Related: Harry Potter fans succeed in push for fair trade chocolate treats

“The Wizarding World of Harry Potter” is a show performed at Universal Parks & Resorts locations. In 2014, when the show debuted in Osaka, Japan, owls were featured in the opening ceremonies. The park also tied live owls to a pedestal so people could pose for photos with them. But no more.

“The Protego Foundation is thankful to Warner Bros. and the Harry Potter Global Franchise Development team for honoring Hedwig, Errol, and other beloved owls,” Starr added. Hedwig and Errol are two of the many owls who provide postal services for people in the seven-book series.

As The Protego Foundation explains on its website, it “fights to end the abuse of the animals in the Muggle world through our inspiration from the magical creatures in the wizarding world.” Its goal is, “A wizarding fandom that is more considerate of the rights, feelings, and treatment of all creatures regardless of species, size, or magical ability.”

The group of activists started as The Fwooper Foundation in 2015. A couple of name changes later, members are still encouraging the public to avoid eating animals, wearing animals skins or patronizing live animal acts. Unlike some animal rights groups, Protego puts a friendly, positive spin on its activism. As a thank you to Warner Bros., the foundation is sending the company an enormous box of owl-shaped vegan chocolate. Vegan actress Evanna Lynch, who played Luna Lovegood in the Harry Potter series, was also jubilant, sharing her praise on Instagram.

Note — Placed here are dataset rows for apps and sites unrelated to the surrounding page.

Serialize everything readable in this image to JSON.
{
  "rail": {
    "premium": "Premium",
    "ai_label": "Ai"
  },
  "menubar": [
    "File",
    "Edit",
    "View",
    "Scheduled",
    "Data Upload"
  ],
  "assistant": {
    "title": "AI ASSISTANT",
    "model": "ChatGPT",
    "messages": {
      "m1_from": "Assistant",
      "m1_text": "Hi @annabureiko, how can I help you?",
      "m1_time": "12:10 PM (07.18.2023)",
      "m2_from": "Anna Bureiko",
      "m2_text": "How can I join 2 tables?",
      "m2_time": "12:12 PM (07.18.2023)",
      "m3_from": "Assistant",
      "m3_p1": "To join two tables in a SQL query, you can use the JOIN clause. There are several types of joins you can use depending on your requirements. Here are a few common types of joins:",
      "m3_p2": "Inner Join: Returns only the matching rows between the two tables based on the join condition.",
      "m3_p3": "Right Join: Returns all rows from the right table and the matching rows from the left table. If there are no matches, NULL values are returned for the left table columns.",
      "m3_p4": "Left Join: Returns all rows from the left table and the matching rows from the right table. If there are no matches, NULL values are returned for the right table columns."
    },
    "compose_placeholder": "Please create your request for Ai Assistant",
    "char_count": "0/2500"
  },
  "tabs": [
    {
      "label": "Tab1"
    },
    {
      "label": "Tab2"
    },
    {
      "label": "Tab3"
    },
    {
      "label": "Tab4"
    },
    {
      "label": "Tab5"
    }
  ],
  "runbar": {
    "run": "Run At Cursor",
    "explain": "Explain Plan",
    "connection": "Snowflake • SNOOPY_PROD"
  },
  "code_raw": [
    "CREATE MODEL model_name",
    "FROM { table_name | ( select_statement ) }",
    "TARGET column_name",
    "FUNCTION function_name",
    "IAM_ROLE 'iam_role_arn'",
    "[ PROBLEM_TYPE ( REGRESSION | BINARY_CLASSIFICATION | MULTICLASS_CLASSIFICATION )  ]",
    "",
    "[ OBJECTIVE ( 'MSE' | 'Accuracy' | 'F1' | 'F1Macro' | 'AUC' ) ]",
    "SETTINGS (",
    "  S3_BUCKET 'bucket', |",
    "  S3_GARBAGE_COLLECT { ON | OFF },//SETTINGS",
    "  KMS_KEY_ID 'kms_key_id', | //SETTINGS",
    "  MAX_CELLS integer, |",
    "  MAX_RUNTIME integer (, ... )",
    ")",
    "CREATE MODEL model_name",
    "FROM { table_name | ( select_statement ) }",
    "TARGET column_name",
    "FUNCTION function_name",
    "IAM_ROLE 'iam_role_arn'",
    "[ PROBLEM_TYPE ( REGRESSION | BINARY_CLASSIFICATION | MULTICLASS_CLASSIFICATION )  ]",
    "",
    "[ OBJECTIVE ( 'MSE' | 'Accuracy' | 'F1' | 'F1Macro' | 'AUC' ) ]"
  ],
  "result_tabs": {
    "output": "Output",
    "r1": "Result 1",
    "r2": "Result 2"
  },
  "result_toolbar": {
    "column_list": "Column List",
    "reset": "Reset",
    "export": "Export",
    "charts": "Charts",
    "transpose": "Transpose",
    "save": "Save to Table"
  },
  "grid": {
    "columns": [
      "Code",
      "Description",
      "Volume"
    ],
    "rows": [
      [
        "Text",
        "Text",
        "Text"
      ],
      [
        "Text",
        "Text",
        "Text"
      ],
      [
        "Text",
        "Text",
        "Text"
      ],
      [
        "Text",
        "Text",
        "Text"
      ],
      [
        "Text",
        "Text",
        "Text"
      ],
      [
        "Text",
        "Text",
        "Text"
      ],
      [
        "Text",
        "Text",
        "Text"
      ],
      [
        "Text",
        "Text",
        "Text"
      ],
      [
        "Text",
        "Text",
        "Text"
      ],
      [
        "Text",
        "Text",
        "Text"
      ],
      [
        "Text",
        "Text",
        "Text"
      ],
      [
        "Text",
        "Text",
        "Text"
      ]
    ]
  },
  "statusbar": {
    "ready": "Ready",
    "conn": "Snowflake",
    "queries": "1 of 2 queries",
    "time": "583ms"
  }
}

+ Protego Foundation

Via VegNews

Image via Christel Sagniez